───── DATA FOR THE TASK ─────

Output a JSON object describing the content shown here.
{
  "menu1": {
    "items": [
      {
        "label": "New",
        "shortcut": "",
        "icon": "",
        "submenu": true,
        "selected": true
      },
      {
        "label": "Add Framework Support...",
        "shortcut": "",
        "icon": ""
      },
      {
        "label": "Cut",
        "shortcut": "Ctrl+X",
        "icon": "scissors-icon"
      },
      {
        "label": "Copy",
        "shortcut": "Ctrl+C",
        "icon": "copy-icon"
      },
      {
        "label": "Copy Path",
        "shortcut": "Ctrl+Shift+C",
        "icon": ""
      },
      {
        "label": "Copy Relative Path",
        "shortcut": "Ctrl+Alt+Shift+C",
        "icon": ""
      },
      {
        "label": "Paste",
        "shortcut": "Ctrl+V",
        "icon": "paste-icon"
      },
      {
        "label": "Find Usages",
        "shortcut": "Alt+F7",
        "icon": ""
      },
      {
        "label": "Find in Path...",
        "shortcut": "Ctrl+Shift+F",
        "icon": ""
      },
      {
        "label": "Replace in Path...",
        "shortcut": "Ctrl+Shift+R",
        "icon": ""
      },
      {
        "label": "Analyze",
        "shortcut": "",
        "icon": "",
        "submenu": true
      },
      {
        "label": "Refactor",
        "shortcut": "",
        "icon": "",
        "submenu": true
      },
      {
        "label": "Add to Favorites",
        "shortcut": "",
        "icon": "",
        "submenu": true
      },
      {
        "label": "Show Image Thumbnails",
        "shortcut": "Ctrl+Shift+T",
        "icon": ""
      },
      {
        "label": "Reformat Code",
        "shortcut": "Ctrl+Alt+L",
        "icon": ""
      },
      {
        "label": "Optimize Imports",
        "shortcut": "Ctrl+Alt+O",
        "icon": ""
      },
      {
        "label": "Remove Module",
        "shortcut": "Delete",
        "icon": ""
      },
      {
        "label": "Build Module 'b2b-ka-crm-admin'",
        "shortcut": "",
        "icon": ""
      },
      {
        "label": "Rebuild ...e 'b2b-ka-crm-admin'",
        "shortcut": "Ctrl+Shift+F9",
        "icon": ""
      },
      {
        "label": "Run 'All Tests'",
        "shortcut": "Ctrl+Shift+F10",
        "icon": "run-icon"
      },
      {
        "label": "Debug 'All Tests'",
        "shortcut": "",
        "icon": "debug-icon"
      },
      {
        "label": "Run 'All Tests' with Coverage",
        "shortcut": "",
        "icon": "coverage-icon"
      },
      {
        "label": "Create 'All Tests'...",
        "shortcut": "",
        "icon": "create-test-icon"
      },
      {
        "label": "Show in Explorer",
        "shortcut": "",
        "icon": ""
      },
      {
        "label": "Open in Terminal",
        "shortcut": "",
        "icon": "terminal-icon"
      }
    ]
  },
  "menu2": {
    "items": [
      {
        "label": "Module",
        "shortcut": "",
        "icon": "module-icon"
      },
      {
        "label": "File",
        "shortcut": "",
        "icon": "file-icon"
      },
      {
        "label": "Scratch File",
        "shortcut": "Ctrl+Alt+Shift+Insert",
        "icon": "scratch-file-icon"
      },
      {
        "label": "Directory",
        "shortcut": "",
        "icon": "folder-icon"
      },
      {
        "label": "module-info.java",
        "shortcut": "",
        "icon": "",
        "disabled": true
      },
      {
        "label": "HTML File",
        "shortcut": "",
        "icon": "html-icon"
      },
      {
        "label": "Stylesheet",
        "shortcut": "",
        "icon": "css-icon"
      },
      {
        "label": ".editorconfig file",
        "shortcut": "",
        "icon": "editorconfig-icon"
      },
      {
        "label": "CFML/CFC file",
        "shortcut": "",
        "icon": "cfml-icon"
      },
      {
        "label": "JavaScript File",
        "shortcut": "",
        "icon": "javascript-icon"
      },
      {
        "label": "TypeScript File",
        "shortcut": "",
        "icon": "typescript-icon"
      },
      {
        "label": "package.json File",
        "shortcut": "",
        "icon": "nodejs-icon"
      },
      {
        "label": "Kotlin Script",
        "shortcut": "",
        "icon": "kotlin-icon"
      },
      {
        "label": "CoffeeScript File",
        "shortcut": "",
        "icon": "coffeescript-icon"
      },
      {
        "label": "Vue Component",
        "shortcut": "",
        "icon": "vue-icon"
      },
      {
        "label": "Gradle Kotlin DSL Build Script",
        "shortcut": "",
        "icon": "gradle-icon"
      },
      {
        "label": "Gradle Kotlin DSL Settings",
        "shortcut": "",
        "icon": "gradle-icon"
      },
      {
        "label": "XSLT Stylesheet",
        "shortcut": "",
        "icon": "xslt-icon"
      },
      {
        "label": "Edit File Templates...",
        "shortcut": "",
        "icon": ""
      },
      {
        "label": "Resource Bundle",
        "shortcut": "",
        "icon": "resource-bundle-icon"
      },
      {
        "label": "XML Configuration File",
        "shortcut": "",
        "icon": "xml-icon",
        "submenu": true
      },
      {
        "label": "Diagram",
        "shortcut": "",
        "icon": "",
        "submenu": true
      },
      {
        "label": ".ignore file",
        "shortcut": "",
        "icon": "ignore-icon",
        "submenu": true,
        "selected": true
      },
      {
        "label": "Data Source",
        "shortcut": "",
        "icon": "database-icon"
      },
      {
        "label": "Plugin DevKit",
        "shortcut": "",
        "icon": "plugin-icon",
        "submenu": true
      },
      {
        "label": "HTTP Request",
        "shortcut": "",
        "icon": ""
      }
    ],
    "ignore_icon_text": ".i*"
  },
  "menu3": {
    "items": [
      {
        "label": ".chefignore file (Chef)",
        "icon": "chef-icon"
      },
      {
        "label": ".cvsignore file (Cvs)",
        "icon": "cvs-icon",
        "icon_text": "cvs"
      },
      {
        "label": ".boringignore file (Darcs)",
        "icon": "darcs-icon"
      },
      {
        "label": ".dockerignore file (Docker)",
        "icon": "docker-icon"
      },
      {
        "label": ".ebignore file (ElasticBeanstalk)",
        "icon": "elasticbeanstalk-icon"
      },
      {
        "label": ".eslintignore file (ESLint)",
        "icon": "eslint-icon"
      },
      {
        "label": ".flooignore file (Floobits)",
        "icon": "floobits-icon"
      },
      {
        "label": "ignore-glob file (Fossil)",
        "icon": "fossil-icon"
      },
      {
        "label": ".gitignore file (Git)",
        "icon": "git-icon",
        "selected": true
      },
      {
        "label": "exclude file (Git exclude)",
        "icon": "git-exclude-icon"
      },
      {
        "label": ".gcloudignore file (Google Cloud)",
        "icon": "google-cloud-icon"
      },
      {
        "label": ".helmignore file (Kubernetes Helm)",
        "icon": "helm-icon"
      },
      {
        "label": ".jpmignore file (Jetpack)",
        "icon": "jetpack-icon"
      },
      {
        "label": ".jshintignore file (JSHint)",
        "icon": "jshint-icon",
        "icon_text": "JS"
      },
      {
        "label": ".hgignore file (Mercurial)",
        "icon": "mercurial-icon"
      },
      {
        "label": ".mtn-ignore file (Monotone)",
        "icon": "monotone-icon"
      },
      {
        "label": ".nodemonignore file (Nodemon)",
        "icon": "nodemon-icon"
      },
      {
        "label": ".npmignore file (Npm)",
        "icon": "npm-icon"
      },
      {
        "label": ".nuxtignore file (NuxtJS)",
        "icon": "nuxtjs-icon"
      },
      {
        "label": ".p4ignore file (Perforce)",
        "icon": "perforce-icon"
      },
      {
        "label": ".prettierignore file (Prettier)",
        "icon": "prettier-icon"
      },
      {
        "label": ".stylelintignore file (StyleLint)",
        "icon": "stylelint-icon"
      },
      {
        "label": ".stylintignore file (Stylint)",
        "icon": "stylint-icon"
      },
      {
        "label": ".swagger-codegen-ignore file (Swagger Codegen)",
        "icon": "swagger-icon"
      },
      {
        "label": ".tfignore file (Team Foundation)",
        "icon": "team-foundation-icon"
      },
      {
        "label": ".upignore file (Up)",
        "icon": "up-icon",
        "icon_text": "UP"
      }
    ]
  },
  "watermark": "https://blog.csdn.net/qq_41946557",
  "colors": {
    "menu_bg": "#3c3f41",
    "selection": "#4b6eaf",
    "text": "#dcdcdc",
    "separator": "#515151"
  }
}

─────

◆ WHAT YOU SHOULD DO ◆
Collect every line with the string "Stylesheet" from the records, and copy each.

◆ EXERCISE OUTPUT ◆
        "label": "Stylesheet",
        "label": "XSLT Stylesheet",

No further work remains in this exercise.